* Required action
Filter the data for "true" and copy matching lines.

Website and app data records
------

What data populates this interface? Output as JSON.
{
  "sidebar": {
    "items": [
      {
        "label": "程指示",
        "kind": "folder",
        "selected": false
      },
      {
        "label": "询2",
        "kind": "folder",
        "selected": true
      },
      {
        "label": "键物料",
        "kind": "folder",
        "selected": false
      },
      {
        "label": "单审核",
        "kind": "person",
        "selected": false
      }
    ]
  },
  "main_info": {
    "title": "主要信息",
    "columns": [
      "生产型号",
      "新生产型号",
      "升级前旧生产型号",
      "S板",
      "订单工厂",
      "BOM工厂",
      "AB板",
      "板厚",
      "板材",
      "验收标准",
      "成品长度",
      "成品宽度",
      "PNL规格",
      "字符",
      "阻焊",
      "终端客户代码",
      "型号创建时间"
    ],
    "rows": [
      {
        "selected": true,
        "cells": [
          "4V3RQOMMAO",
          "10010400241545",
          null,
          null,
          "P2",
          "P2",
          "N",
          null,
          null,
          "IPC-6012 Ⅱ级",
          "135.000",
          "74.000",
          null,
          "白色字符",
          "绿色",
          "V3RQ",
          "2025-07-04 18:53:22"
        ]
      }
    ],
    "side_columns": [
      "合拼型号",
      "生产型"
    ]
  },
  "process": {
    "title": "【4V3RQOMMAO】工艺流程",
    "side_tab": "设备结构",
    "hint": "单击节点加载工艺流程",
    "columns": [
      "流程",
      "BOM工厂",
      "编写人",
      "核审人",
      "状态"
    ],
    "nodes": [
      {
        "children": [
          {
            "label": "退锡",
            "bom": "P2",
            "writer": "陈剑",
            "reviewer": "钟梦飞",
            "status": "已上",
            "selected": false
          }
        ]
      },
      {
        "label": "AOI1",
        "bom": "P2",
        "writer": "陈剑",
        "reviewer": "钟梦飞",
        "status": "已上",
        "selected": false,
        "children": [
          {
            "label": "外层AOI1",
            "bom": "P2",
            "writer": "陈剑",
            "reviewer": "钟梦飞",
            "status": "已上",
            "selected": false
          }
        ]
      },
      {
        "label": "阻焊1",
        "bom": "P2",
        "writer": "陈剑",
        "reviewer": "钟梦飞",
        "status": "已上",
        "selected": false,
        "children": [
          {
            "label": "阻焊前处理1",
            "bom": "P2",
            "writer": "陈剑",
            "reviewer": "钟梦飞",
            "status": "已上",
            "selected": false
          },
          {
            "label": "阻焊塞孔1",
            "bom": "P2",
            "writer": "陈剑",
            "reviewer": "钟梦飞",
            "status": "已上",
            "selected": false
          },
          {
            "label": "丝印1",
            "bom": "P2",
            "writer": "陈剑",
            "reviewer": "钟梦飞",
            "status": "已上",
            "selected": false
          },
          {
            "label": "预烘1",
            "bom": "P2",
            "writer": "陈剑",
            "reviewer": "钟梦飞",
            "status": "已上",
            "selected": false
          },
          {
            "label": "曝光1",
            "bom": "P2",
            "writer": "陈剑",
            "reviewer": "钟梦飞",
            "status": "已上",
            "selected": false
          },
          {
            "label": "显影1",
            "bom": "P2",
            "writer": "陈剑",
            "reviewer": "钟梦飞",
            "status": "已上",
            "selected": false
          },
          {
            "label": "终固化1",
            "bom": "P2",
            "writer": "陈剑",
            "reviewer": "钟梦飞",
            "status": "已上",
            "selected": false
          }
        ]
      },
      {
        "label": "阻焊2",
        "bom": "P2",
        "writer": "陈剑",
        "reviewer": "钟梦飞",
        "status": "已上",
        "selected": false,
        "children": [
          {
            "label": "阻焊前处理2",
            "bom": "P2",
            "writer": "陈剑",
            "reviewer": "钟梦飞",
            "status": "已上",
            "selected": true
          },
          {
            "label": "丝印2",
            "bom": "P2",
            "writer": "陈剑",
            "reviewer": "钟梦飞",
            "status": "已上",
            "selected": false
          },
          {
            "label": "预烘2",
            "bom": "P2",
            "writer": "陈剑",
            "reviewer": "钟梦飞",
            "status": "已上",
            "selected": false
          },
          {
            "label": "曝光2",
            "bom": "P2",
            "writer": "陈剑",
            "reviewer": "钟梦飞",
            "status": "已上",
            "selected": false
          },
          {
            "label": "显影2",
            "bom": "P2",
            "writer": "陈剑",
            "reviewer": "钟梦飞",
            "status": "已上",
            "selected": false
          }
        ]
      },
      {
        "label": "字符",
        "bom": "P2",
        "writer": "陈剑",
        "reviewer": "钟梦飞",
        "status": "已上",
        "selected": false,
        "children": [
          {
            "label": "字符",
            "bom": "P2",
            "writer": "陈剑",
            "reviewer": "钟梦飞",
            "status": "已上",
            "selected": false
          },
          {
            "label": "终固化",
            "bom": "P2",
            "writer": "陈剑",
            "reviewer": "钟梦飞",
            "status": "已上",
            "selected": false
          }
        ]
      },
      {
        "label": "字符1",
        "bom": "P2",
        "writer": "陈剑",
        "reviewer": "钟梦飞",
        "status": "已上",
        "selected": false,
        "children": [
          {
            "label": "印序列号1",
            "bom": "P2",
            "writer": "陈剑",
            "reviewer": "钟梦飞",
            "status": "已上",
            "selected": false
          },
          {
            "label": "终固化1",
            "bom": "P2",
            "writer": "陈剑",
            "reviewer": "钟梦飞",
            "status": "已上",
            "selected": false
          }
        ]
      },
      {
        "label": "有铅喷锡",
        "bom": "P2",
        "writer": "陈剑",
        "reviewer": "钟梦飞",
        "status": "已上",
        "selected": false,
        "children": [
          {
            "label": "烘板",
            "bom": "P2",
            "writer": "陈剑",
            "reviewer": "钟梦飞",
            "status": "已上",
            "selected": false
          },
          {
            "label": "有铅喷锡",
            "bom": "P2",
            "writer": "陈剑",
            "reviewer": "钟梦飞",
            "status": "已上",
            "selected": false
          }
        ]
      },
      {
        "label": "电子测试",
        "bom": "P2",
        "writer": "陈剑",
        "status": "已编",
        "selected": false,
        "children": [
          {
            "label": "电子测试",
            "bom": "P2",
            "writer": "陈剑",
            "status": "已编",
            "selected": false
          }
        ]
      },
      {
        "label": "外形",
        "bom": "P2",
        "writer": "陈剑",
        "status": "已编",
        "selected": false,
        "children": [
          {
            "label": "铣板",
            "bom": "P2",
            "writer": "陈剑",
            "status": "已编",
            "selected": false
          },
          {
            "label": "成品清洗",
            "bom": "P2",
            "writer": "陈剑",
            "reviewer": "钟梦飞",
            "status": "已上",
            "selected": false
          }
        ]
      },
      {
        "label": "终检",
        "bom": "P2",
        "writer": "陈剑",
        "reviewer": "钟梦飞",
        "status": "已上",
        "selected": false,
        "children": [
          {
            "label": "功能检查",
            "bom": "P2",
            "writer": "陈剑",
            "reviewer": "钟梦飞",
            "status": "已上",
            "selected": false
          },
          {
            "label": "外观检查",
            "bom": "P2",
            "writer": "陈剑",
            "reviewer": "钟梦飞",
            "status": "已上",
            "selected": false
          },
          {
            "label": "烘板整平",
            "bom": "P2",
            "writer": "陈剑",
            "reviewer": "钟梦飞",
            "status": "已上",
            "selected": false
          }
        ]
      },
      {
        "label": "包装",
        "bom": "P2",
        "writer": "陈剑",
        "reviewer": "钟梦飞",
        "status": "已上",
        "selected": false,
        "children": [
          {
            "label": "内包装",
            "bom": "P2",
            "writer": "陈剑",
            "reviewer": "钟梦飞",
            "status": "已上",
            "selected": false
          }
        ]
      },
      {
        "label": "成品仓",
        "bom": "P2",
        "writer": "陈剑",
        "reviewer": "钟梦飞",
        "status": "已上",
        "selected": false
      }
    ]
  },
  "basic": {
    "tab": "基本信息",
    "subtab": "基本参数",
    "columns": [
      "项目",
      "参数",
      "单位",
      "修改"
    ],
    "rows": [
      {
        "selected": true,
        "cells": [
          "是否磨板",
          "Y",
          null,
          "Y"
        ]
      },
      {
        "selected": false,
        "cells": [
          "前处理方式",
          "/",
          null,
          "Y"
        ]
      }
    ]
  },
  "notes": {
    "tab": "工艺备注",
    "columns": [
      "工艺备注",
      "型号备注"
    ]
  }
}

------

* Final answer
        "selected": true
        "selected": true,
            "selected": true
        "selected": true,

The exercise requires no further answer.